Your goal: Type out all the data below, word for word.

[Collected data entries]
****************************************

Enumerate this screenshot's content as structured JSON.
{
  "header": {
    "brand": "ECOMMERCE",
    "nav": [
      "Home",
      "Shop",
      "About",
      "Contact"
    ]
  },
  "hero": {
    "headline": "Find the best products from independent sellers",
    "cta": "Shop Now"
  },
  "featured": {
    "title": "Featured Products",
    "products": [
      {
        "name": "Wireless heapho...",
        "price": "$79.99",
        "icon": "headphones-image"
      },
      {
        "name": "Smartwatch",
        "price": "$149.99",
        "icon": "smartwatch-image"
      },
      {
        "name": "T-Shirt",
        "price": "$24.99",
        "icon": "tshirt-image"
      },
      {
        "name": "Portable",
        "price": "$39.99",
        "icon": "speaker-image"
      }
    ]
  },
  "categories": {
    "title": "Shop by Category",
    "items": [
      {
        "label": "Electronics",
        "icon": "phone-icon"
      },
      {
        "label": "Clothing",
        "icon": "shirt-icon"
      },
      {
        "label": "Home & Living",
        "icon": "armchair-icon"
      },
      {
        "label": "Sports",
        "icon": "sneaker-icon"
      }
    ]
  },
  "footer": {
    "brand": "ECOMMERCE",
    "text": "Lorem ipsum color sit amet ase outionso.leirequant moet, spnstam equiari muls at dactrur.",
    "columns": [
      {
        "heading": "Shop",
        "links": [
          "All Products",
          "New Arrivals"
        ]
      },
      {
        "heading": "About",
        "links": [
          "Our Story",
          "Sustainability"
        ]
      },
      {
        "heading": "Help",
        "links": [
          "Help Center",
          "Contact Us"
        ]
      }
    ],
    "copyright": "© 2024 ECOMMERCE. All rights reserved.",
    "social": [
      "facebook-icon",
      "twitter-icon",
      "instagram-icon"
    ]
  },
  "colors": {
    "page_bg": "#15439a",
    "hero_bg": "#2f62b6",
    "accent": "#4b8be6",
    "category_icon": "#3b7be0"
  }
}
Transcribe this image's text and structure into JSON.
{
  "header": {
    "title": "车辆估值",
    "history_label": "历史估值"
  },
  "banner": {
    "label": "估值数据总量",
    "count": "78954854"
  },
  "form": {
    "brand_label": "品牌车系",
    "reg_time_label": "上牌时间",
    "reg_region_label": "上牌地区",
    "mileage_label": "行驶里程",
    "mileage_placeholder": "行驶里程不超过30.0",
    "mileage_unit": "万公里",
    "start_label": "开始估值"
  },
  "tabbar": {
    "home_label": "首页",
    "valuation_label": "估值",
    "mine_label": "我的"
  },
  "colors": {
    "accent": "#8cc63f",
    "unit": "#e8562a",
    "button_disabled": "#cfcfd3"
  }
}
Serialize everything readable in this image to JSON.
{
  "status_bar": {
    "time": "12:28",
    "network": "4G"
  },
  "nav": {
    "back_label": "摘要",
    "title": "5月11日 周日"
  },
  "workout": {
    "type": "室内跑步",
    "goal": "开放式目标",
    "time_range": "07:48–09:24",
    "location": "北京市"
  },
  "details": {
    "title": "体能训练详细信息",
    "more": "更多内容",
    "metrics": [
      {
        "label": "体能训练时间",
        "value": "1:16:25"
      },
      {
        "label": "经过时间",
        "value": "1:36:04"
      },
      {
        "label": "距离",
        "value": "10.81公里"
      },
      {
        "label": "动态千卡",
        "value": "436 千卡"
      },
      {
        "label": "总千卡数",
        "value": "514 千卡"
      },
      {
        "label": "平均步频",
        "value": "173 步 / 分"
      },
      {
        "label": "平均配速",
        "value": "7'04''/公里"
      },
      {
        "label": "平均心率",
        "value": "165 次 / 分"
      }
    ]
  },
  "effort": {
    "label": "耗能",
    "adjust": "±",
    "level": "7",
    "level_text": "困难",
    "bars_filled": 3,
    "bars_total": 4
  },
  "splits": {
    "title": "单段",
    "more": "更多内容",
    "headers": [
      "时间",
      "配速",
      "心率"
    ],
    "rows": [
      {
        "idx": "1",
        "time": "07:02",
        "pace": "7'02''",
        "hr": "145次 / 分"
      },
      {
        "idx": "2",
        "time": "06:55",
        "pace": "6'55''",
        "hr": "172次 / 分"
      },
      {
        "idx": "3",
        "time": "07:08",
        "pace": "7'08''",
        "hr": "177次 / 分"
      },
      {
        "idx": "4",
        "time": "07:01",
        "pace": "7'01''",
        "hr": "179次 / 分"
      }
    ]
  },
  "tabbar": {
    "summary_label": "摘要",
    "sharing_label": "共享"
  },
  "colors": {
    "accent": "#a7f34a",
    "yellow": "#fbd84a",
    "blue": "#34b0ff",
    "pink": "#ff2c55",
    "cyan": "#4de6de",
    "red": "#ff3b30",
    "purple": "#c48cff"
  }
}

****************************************

Worked solution:
Enumerate this screenshot's content as structured JSON.
{
  "header": {
    "brand": "ECOMMERCE",
    "nav": [
      "Home",
      "Shop",
      "About",
      "Contact"
    ]
  },
  "hero": {
    "headline": "Find the best products from independent sellers",
    "cta": "Shop Now"
  },
  "featured": {
    "title": "Featured Products",
    "products": [
      {
        "name": "Wireless heapho...",
        "price": "$79.99",
        "icon": "headphones-image"
      },
      {
        "name": "Smartwatch",
        "price": "$149.99",
        "icon": "smartwatch-image"
      },
      {
        "name": "T-Shirt",
        "price": "$24.99",
        "icon": "tshirt-image"
      },
      {
        "name": "Portable",
        "price": "$39.99",
        "icon": "speaker-image"
      }
    ]
  },
  "categories": {
    "title": "Shop by Category",
    "items": [
      {
        "label": "Electronics",
        "icon": "phone-icon"
      },
      {
        "label": "Clothing",
        "icon": "shirt-icon"
      },
      {
        "label": "Home & Living",
        "icon": "armchair-icon"
      },
      {
        "label": "Sports",
        "icon": "sneaker-icon"
      }
    ]
  },
  "footer": {
    "brand": "ECOMMERCE",
    "text": "Lorem ipsum color sit amet ase outionso.leirequant moet, spnstam equiari muls at dactrur.",
    "columns": [
      {
        "heading": "Shop",
        "links": [
          "All Products",
          "New Arrivals"
        ]
      },
      {
        "heading": "About",
        "links": [
          "Our Story",
          "Sustainability"
        ]
      },
      {
        "heading": "Help",
        "links": [
          "Help Center",
          "Contact Us"
        ]
      }
    ],
    "copyright": "© 2024 ECOMMERCE. All rights reserved.",
    "social": [
      "facebook-icon",
      "twitter-icon",
      "instagram-icon"
    ]
  },
  "colors": {
    "page_bg": "#15439a",
    "hero_bg": "#2f62b6",
    "accent": "#4b8be6",
    "category_icon": "#3b7be0"
  }
}
Transcribe this image's text and structure into JSON.
{
  "header": {
    "title": "车辆估值",
    "history_label": "历史估值"
  },
  "banner": {
    "label": "估值数据总量",
    "count": "78954854"
  },
  "form": {
    "brand_label": "品牌车系",
    "reg_time_label": "上牌时间",
    "reg_region_label": "上牌地区",
    "mileage_label": "行驶里程",
    "mileage_placeholder": "行驶里程不超过30.0",
    "mileage_unit": "万公里",
    "start_label": "开始估值"
  },
  "tabbar": {
    "home_label": "首页",
    "valuation_label": "估值",
    "mine_label": "我的"
  },
  "colors": {
    "accent": "#8cc63f",
    "unit": "#e8562a",
    "button_disabled": "#cfcfd3"
  }
}
Serialize everything readable in this image to JSON.
{
  "status_bar": {
    "time": "12:28",
    "network": "4G"
  },
  "nav": {
    "back_label": "摘要",
    "title": "5月11日 周日"
  },
  "workout": {
    "type": "室内跑步",
    "goal": "开放式目标",
    "time_range": "07:48–09:24",
    "location": "北京市"
  },
  "details": {
    "title": "体能训练详细信息",
    "more": "更多内容",
    "metrics": [
      {
        "label": "体能训练时间",
        "value": "1:16:25"
      },
      {
        "label": "经过时间",
        "value": "1:36:04"
      },
      {
        "label": "距离",
        "value": "10.81公里"
      },
      {
        "label": "动态千卡",
        "value": "436 千卡"
      },
      {
        "label": "总千卡数",
        "value": "514 千卡"
      },
      {
        "label": "平均步频",
        "value": "173 步 / 分"
      },
      {
        "label": "平均配速",
        "value": "7'04''/公里"
      },
      {
        "label": "平均心率",
        "value": "165 次 / 分"
      }
    ]
  },
  "effort": {
    "label": "耗能",
    "adjust": "±",
    "level": "7",
    "level_text": "困难",
    "bars_filled": 3,
    "bars_total": 4
  },
  "splits": {
    "title": "单段",
    "more": "更多内容",
    "headers": [
      "时间",
      "配速",
      "心率"
    ],
    "rows": [
      {
        "idx": "1",
        "time": "07:02",
        "pace": "7'02''",
        "hr": "145次 / 分"
      },
      {
        "idx": "2",
        "time": "06:55",
        "pace": "6'55''",
        "hr": "172次 / 分"
      },
      {
        "idx": "3",
        "time": "07:08",
        "pace": "7'08''",
        "hr": "177次 / 分"
      },
      {
        "idx": "4",
        "time": "07:01",
        "pace": "7'01''",
        "hr": "179次 / 分"
      }
    ]
  },
  "tabbar": {
    "summary_label": "摘要",
    "sharing_label": "共享"
  },
  "colors": {
    "accent": "#a7f34a",
    "yellow": "#fbd84a",
    "blue": "#34b0ff",
    "pink": "#ff2c55",
    "cyan": "#4de6de",
    "red": "#ff3b30",
    "purple": "#c48cff"
  }
}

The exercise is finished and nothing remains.